22 What to do Look for at least 2 corroborating sites. Determine when the site was last updated.Is there a known agency, company, institution or organization attached to the site?
23 The CARS checklist - Robert Harris Southern California College A = AccuracySource gives the whole truth and is as current as possibleWhen was the information created?Are there sins of omission as well as commission?Why was the information put on the web?Does the level of the text match with the level of the intended audience?
24 What to doMake a checklist of pro and con elements of the information.Check if experts on both sides of the question are referred to in the text?Examine the language for emotional laden words, phrases or imagery.
25 The CARS checklist - Robert Harris Southern California College R = ReasonablenessSource is concerned with the truthBalanced and reasoned argumentObjective positionOvert or covert conflict of interestsReality check -Too good to be true?Contradictions or inconsistencies evidentExtreme language or claims
26 The CARS checklist - Robert Harris Southern California College S = SupportSource provides evidence of accuracy, reliability and corroborationCross references to corroborating or supporting sourcesAuthor or source contact information providedFind at least 2 other sources to support the information, data or positionAuthor, or his work, is referenced elsewhere

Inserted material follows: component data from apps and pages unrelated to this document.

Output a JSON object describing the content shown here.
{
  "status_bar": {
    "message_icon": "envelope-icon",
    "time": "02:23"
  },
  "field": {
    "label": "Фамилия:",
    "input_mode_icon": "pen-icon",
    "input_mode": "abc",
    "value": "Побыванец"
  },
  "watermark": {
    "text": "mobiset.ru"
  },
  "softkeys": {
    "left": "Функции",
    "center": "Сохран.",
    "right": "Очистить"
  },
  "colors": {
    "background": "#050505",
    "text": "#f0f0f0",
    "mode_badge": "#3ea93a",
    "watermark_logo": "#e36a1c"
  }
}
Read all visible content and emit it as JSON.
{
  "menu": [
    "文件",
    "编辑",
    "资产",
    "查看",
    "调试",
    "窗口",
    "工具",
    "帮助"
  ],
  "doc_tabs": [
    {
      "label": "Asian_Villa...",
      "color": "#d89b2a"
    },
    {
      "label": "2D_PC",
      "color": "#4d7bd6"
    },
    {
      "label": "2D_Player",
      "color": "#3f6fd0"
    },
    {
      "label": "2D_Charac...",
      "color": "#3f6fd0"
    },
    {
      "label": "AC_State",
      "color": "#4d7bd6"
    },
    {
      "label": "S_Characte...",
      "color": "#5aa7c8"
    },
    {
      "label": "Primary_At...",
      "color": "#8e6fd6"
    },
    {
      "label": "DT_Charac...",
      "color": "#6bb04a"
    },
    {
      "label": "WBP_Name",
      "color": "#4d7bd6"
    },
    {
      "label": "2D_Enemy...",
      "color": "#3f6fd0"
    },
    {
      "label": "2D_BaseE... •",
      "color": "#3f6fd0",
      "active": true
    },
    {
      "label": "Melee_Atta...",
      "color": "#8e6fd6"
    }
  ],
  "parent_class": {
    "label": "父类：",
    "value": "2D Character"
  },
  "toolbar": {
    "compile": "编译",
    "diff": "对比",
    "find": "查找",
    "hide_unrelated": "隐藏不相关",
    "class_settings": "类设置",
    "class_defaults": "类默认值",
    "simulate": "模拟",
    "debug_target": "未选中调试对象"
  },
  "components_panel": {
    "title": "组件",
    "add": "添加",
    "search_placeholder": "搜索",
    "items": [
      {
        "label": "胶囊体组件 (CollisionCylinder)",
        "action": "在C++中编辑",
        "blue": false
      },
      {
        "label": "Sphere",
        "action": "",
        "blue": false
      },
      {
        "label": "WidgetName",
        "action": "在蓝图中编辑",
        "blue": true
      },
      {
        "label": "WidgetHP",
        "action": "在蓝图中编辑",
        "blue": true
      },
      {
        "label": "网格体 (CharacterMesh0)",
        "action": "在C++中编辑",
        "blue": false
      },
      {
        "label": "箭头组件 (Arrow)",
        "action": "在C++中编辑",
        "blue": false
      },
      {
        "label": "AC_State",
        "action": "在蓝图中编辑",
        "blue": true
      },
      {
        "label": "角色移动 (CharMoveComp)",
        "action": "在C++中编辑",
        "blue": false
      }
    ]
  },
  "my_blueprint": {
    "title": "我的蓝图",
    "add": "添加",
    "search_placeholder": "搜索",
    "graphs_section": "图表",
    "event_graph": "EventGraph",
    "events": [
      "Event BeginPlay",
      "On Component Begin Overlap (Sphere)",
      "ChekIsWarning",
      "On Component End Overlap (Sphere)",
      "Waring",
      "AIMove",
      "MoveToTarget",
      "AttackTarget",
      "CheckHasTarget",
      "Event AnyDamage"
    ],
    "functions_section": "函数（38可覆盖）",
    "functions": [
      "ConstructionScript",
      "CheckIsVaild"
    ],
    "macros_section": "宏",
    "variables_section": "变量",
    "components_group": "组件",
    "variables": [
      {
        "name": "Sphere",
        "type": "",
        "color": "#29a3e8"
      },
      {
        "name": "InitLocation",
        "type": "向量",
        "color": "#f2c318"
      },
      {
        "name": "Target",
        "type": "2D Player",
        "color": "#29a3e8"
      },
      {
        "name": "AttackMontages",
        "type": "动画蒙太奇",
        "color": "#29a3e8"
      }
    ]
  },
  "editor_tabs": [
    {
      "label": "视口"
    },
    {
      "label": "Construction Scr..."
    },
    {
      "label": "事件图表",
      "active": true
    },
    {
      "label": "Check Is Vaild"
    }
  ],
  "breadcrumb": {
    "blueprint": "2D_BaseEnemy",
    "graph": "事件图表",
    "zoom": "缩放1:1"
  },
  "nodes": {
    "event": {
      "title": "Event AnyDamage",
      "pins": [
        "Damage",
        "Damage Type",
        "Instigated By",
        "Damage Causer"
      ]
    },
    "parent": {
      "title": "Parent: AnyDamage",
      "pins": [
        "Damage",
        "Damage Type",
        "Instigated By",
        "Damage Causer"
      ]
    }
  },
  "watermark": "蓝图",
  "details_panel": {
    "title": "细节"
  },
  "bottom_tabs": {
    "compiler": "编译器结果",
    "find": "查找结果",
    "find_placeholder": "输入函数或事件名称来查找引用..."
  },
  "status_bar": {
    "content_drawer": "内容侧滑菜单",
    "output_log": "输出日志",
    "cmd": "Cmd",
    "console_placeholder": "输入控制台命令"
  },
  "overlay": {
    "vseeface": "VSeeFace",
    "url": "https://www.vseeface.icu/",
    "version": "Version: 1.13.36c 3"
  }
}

27 What to do Use other media, such as books, as corroborating sources. If possible, contact the author for further clarification or information.Are the hyperlinks functional, current, and easy to use?Is it a “members only” site?What do you have to provide to be a member and why?
28 The CAFÉ checklist - Robert Harris Southern California College C = Challenge the informationDemand accountabilityWho says so?Why do they say so?Why was the information created and posted?Why should I believe and trust the text?Is this the whole truth?Is the language reasonable?Who else supports this?Where else does this appear?
29 The CAFÉ checklist - Robert Harris Southern California College A = Adopt skepticismIs it too good to be true?Are the claims too grandiose?Are the arguments too sweeping or vague?Is the language too extreme?Are there big promises of things to come or further proof?
30 What to doIf you answered “yes” to any of the previous questions - then this is a dubious website.Rethink why you would want information from this site.
31 The CAFÉ checklist - Robert Harris Southern California College F = File new information or data to be verified or corroboratedAvoid premature closure or acceptance.Don’t jump to conclusions.Critically evaluate the data before making a decision to accept or reject.Look for other sources.
32 The CAFÉ checklist - Robert Harris Southern California College E = Evaluate and re-evaluate according to new or changing information or dataInformation is dynamic and fluid.There is a range of information quality and reliability.Match your purpose with your source and planned finished product.
33 External verification strategies Do an author citation search.Where else does the name appear?Check maps, atlases and other reference tools.Look at other pictures of the same site.Use a variety of search engines.Is there a motive of profit or gain on the site?Are there spelling or grammar mistakes?
34 Find out information about the information What are the goals of those who generated and published the information?What are the goals of those who search for and use the information?
35 Student Internet Evaluation Form Project name and goal / purposeKeywords used in information searchSite citation including list of authors or sponsor or host, type of informationStatement as to why student accepts this informationHow did the information relate to your projectState what will be done with this information